The thirst for controlling the supply chain continues at high speed as Volkswagen this week revealed plans to join the ranks of manufacturers creating an online exchange for auto parts.
Volkswagen will partner with IBM, Ariba Networks, and i2 Technologies to develop the exchange, which officials said will dramatically cut supply chain costs.
Commonly called a buy-side exchange, the VW marketplace is expected to invite other automakers to participate with suppliers, but that appears to be unlikely as other automakers have their own plans.
Others considering exchanges include the Japanese automakers as well as the auto suppliers themselves, according to Adam J. Weiner, senior auto analyst at Gomez Advisors, in Lincoln, Mass.
Ford Motor recently dropped its plans for an independent exchange and opted instead to join with General Motors and DaimlerChrysler in an exchange that is set to be launched later this year.
“The reason we joined with DaimlerChrysler and GM, is we heard from suppliers [that] they are worried about having to work with too many exchanges,” said a Ford spokesperson.
Although a small number of competing exchanges in the auto industry or in any other industry segment may not be a cause for concern, too many exchanges will become a problem both for suppliers and exchange creators, according to Weiner.
“The real value of an exchange is to have a limited number of points to be able to go to, to understand the supply and demand,” Weiner said.

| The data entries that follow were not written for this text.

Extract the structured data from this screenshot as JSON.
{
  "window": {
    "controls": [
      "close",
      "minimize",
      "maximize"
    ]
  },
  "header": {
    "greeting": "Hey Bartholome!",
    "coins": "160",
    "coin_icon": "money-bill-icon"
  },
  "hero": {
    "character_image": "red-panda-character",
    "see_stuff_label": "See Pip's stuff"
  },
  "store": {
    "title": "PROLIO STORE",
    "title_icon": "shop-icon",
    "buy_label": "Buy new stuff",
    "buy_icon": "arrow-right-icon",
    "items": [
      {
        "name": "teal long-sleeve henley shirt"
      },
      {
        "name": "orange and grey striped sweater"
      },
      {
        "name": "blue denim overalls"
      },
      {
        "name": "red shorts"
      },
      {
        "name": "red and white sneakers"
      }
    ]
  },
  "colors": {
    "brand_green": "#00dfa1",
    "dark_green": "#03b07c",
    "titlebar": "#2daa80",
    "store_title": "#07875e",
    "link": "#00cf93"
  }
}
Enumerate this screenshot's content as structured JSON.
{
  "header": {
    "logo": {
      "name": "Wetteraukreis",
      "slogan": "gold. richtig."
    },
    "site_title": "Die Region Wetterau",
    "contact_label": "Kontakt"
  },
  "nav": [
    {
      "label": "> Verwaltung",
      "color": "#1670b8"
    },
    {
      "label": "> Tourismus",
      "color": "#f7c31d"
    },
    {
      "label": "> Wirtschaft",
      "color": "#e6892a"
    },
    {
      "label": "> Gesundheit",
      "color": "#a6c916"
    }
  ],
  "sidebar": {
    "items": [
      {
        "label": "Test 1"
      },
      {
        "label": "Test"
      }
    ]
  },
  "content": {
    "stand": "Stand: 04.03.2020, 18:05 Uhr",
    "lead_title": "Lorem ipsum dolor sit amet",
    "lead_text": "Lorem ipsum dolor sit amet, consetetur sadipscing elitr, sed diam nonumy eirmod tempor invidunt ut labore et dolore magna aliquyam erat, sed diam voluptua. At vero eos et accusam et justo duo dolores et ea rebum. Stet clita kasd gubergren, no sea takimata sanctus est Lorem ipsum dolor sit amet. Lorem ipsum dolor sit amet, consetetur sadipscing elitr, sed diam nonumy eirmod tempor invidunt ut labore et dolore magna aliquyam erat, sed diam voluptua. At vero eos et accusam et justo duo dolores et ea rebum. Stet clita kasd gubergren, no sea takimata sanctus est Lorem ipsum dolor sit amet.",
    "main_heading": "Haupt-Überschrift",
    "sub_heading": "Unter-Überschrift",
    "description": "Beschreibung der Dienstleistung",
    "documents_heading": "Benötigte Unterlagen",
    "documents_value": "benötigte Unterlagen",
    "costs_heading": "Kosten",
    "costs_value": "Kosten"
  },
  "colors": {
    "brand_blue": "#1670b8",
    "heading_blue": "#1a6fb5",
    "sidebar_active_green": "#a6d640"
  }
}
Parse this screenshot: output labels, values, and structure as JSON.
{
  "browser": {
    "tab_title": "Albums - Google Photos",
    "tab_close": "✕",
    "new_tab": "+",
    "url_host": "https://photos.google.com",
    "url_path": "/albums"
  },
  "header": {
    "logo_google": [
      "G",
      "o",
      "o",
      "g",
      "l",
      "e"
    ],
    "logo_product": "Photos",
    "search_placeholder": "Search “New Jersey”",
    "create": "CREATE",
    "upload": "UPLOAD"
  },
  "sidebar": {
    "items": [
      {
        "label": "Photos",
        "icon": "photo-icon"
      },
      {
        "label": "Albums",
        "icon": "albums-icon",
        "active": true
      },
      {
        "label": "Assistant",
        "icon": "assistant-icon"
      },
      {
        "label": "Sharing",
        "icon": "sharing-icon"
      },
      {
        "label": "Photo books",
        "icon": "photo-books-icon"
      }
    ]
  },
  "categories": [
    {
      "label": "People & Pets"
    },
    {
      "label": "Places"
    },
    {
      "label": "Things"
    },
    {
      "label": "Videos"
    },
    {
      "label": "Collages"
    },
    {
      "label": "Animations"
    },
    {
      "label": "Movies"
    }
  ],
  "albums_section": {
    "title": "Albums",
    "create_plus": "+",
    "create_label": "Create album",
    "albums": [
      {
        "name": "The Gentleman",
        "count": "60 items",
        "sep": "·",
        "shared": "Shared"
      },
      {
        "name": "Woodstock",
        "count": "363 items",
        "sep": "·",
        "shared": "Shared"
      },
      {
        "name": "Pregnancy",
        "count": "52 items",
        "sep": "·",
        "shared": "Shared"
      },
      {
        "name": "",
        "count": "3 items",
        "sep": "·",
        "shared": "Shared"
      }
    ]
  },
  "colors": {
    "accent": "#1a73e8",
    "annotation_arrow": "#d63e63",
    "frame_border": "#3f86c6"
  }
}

Once beyond a few competitors, the concept of an exchange becomes self-defeating. “Suppliers will begin to ask themselves what are the dollar costs in terms of technology and training to be a part of each exchange,” Weiner said.